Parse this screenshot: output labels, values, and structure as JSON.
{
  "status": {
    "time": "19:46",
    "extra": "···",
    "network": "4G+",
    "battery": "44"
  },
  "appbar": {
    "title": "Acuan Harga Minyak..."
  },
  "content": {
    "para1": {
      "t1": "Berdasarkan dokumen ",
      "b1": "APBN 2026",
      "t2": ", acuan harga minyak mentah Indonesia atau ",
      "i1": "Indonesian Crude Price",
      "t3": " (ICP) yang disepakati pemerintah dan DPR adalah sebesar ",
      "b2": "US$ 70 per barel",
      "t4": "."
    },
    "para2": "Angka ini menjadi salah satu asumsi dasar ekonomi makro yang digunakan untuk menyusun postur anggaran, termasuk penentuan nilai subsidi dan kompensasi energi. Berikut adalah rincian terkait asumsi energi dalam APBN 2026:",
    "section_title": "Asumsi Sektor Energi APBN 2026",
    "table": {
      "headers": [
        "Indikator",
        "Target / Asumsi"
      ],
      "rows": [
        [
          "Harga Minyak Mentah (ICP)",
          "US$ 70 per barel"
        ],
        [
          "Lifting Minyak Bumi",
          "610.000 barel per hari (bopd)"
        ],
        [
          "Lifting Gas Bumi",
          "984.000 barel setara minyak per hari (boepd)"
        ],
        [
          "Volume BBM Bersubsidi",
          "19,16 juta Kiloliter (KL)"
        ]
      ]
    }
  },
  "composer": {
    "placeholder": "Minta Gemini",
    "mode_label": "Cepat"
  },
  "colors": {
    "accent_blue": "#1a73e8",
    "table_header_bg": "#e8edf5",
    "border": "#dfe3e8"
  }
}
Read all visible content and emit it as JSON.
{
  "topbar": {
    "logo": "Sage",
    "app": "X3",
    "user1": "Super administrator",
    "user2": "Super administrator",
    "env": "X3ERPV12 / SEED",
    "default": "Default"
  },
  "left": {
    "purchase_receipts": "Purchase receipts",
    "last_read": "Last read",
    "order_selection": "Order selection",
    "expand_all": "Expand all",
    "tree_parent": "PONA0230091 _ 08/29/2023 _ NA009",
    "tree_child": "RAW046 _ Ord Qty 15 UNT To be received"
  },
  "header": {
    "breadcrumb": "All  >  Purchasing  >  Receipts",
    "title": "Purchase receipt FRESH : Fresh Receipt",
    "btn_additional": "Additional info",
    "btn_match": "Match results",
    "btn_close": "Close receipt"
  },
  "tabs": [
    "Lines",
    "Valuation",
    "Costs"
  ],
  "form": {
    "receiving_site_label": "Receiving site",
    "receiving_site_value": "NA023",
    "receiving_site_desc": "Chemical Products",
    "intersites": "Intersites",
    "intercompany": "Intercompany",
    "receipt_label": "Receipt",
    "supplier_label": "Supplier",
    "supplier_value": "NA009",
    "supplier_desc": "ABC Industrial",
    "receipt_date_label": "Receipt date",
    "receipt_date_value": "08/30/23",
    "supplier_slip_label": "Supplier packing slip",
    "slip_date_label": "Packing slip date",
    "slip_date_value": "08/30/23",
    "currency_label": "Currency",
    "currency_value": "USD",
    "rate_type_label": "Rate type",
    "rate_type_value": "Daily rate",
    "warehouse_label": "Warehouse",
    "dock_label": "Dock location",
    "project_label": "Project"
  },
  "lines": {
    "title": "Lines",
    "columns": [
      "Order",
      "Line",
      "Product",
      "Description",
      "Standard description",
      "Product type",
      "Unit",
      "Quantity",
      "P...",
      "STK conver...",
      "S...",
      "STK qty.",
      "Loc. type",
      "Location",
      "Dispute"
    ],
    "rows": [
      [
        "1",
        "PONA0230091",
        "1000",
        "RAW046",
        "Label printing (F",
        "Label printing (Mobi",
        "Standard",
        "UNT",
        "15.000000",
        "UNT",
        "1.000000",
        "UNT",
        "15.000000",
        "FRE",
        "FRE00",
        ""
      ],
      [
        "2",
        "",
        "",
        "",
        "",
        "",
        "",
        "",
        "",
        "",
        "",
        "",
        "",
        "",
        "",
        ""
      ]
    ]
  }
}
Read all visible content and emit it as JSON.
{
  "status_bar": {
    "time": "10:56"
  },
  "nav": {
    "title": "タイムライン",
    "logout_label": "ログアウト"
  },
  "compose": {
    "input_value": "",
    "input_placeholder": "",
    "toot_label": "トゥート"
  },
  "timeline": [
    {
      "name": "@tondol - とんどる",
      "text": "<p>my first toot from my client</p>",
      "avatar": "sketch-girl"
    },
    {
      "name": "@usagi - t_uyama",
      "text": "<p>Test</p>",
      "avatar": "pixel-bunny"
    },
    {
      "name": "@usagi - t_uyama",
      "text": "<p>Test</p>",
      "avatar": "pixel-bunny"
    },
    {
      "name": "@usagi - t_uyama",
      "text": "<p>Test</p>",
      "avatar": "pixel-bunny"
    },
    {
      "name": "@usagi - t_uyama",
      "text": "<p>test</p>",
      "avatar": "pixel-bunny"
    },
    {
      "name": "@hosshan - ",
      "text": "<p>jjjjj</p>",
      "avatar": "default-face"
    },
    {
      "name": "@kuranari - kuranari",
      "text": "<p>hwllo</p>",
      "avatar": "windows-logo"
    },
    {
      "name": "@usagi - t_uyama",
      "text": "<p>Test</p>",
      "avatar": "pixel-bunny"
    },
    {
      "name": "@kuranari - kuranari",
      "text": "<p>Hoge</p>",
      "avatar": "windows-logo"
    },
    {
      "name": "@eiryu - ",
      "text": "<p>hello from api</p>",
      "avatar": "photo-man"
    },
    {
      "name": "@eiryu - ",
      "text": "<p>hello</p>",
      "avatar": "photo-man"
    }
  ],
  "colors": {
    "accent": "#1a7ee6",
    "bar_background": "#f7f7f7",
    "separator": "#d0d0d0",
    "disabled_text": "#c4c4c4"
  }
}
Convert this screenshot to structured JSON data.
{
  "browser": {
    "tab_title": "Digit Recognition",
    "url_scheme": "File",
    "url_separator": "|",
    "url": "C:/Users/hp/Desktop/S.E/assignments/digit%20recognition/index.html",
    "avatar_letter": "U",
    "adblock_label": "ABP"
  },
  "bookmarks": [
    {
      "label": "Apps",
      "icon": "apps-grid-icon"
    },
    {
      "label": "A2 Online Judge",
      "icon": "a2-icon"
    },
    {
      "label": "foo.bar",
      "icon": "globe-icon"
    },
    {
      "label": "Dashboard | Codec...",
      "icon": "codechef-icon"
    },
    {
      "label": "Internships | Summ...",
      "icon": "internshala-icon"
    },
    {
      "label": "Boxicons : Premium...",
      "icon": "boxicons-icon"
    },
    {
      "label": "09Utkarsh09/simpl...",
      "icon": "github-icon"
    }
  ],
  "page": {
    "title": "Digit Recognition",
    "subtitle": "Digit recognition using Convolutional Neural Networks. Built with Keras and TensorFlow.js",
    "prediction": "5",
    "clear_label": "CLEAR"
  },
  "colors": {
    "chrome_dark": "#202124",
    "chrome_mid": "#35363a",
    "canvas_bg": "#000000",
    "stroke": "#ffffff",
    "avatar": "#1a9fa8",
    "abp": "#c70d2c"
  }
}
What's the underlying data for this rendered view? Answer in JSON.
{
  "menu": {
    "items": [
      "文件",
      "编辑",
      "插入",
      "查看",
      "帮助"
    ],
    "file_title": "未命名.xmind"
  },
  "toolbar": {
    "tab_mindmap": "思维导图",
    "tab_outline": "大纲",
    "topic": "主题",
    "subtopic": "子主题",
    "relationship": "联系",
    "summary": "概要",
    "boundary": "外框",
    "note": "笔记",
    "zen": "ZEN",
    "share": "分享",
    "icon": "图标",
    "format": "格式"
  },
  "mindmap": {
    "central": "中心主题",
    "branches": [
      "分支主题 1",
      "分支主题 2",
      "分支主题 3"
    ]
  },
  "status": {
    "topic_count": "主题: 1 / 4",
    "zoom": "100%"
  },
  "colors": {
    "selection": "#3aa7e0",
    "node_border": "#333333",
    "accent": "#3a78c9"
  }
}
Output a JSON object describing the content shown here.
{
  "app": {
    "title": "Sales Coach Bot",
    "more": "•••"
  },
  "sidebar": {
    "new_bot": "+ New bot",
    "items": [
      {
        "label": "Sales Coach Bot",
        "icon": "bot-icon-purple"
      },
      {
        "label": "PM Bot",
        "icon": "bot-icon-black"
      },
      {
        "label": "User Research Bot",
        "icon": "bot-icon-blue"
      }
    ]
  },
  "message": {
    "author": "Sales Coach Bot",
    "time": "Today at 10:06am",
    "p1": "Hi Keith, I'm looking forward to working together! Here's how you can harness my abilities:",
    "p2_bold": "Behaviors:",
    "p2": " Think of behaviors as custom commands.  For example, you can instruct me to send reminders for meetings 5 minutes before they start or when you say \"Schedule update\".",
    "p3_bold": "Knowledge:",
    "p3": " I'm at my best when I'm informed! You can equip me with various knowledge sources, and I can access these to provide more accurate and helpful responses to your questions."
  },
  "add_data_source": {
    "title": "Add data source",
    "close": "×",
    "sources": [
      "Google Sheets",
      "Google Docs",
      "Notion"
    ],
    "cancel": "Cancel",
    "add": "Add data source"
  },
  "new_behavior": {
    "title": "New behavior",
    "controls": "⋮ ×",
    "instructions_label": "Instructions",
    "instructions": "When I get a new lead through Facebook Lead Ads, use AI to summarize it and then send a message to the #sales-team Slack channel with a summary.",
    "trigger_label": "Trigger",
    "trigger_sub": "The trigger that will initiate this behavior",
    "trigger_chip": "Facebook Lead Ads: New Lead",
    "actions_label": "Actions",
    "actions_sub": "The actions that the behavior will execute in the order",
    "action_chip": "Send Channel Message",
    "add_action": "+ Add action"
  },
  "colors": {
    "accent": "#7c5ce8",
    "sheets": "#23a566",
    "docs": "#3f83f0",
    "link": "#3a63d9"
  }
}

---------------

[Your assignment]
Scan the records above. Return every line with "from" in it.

[Answer]
      "text": "<p>my first toot from my client</p>",
      "text": "<p>hello from api</p>",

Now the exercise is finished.